So what, then, happened to the increased output that workers’ static wages weren’t enough to buy? Canadian capitalists’ personal consumption certainly didn’t go up that much. What working-class families consumed they bought by taking on greatly increased debt. And some Canadian profits were sent back home by foreign-owned businesses. Some profits, again, were spent on expanding Canadian businesses here and abroad. A lot of money was used to expand the Canadian military and military production. And a really big chunk of cash was pushed speculatively into stocks and bonds and laid out on mergers and acquisitions without actually producing anything more. No wonder economic “instability” is now being experienced.

What economic “instability” means is that you could lose your job and you could lose your home. Under capitalism the working class cannot stop the inevitable “business cycle”; but unity and militancy can shift some of its effects off our backs. So it is time now to roll our sleeves up for the fight ahead.

One thing Communists claim they help the people’s struggle by contributing is Marxist science, with a rational society-wide view of the stakes, the forces, and the possibilities. But scientific insight into social reality doesn’t fall from the sky. It comes out of the actual experience of struggles – but then also it comes from study and criticism.

All science, we know, is dependent on study and critical discussion. That is why the theory of art too is a subject that revolutionaries can be better equipped for their job by understanding, for art too is part of social reality. Science’s need for criticism exists because it is never humanly possible to possess all the answers.

In his article “The Nature of the State Under Bush and Harper” Stephen Von Sychowski continues the debate on the extent to which what we already have here now is disguised fascism. He quotes former U.S. Communist leader William Z. Foster noting in effect that, though in World War II the USA was locked in a life-and-death struggle against foreign fascist dictatorships, real conditions back home fell far short of full democracy even then. And today the situation is worse. Cuban leader Fidel Castro has commented that the U.S. [The present U.S. Communist leader Sam Webb says his state] practises fascism abroad but, so far, something partially different domestically. Do we Canadians live in a democracy? Yes, to a degree, but not when it comes to controlling Canada’s economy. And you might well wonder how democratic the social life you experience is, for instance, if you belong to a racialized minority.

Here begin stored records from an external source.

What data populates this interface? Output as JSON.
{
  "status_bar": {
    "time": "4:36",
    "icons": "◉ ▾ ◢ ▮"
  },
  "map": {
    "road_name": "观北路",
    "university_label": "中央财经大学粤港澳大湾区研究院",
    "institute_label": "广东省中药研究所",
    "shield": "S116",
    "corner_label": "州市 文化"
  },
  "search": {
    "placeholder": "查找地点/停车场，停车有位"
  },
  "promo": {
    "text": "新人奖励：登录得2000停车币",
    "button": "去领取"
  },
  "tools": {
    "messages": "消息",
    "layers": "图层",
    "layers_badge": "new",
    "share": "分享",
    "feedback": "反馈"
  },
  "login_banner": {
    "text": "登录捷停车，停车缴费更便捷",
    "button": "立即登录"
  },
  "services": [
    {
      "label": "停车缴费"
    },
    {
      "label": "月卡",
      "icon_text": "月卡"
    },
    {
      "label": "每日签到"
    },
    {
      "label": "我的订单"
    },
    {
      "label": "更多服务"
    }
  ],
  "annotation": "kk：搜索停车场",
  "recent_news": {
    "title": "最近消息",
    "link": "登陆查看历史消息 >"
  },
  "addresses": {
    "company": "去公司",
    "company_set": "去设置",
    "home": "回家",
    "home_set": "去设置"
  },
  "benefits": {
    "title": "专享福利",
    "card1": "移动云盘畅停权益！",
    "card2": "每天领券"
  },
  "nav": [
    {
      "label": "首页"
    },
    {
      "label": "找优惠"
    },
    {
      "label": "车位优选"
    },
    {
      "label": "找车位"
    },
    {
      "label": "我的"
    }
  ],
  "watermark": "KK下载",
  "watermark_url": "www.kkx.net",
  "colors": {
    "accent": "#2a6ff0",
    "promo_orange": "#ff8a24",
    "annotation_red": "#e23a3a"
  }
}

Or to an Aboriginal community. We are honoured to have a Spark! discussion contribution in this issue from Indian nationalist Ray Bobb, who makes a case for fighting oppression by uniting together with the working class movement and the left and, furthermore, by resisting the treaty process, which (he argues) weakens the Aboriginals by disuniting them into a large number of “first nations”. A point on which the Communist Party at present disagrees with him is his view that Aboriginals – or non-Inuit non-Métis at any rate – today form a single nation, rather than a group of peoples and nations who face a common oppression. It’s up to them, of course, to determine the forms and strategies their resistance will have, but their collective consciousness and united struggle has so far not taken the one-nation form Bobb favours. From developing events, from united action, and from respectful discussion we all should be able to learn a great deal.

Lastly, are the present-day economy and state in China essentially socialist-tending or capitalist-tending? The answer for which C. J. Atkins in general terms argues in “The Leninist Heritage of the Socialist Market Economy” will certainly not end the ongoing debate about that, which continues within China as well. The Soviet example warns us that revolutionary gains can be lost all too easily if the working class, for whatever reasons, is not up to defending its rights and interests. Like other classes, working classes too need leaders and parties; but it isn’t good enough simply to back them and trust them. This applies also to our Party. Democratic leadership is not about trust, in the main. What even the most progressive leaders can achieve for people will largely depend on the active, intelligent militancy of the people themselves.

Spark 20, Summer 2007